Background and discussions

Latin Hypercube sampling

Consider that the performance of an engineering system, Z, is a function of a set of s random variablesX, X = [Xj,■ ■ ■,Xs],

Z = h( X), (1)

where h(*) is a deterministic function. The mathematical expectation of Zk or the k-th moments of Z, E(Zk), is defined as,

E(Zk) = J(h(x))fx (x)dx, (2)

n

where Q represents the domain of X, and fX(x) is the joint probability density function of X. The mean of Z, mZ, equals E(Z), and the variance of Z, a2z, equals E(z2)-mZ. The probability that Z is less than or equal to a given value zp, Pf, can be expressed as,

Pf = fx (x)dx, (3)

g <o

where g < 0 represents the domain of Z-zp < 0.

Integrals in Eqs. (2) and (3) can be estimated using the simple simulation technique. Alternatively, the more efficient LHS technique can be employed (Iman and Conover 1980). According to this technique, for practical applications with independent random variables, the generation of Latin hypercube samples of size n could be carried out as follows. The domain of each random variable is divided into n mutually exclusive and collectively exhaustive intervals, and one value is selected randomly in each interval according to the probability distribution of the random variable. A value is randomly selected from the n values for each of the random variables to form the first Latin hypercube sample. The remaining n-1 values for each of the random variables are used to form the second Latin hypercube sample.

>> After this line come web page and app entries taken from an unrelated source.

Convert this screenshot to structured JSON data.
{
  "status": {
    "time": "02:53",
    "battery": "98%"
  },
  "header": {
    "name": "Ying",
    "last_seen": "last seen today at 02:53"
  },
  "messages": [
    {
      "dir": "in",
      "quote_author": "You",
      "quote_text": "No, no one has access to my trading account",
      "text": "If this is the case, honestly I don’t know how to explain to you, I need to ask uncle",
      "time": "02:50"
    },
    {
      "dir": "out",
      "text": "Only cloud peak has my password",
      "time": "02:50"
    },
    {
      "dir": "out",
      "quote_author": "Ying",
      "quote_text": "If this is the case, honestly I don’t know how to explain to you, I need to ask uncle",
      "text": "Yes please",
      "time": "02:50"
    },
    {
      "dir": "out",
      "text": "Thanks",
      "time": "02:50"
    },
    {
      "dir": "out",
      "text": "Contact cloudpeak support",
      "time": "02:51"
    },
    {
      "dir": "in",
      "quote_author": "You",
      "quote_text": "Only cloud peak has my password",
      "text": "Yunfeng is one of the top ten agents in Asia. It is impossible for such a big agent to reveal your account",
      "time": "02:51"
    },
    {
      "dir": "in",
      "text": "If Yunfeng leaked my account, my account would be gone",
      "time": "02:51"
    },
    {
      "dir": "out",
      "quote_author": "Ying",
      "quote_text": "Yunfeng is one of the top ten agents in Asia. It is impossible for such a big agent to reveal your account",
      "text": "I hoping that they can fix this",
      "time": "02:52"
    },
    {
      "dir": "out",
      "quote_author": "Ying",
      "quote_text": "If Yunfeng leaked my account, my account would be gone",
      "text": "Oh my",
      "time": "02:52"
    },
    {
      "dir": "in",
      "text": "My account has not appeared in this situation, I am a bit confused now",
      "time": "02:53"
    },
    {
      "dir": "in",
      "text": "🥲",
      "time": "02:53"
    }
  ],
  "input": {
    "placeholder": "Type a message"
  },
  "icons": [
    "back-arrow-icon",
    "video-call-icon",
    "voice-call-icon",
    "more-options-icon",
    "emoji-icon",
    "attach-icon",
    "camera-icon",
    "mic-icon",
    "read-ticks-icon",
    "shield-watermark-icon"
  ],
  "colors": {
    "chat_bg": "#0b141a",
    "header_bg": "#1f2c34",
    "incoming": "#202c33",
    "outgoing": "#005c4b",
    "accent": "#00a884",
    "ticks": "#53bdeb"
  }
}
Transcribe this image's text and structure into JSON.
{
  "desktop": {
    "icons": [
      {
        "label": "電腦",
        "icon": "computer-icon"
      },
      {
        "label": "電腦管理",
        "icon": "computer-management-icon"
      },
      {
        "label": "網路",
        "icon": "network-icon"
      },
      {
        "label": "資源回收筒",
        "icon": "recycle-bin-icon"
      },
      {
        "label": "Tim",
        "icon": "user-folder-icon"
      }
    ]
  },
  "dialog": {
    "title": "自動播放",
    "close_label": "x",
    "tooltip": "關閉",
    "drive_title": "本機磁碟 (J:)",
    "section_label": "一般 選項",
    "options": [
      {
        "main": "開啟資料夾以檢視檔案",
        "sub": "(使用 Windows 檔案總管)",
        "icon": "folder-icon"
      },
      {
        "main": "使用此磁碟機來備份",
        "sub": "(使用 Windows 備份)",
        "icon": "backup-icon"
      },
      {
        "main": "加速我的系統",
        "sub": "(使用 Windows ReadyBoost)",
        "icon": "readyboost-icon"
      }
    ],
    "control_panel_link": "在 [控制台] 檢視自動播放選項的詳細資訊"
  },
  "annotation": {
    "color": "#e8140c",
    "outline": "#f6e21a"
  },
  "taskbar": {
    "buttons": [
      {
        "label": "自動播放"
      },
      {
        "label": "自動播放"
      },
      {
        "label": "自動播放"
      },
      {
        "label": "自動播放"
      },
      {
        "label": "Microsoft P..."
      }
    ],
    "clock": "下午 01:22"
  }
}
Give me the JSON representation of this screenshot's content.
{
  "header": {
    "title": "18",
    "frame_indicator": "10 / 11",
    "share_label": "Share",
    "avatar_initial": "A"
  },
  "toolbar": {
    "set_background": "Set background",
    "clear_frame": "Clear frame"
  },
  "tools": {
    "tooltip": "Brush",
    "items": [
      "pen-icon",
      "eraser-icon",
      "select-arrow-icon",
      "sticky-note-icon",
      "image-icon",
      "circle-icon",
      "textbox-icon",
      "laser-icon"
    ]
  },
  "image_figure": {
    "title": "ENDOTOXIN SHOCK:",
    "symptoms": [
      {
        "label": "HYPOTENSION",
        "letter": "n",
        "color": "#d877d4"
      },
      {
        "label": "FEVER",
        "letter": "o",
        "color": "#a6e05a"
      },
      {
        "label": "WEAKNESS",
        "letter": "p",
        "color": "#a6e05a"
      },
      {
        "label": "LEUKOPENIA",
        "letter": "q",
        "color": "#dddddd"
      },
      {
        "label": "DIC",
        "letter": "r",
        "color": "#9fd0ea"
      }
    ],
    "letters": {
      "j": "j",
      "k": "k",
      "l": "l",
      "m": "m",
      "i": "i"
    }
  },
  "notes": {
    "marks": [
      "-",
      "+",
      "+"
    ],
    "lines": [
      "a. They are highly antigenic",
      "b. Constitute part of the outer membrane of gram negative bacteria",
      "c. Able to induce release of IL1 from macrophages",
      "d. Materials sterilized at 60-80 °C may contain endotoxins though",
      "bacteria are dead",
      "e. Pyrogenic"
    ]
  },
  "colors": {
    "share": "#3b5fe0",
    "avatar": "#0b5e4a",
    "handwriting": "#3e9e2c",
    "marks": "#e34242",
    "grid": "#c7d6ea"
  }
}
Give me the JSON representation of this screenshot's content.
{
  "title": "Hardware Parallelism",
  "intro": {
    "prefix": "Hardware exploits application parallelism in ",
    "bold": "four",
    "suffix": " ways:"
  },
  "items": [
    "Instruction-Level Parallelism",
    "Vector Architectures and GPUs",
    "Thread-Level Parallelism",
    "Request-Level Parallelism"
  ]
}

That is, a value is randomly selected from the n-1 remaining values for each of the random variables to form the second Latin hypercube sample. This process is repeated until n Latin hypercube samples are obtained.

In particular, if the n mutually exclusive and collectively exhaustive intervals have equal probability, the k-th moments of Z is estimated as the average of the sum of the function (h(x))k evaluated at each of the sample points; and the probability of failure Pf defined in Eq. (3) is approximated by the ratio of the number of sample points where h(x)-zp < 0 to n.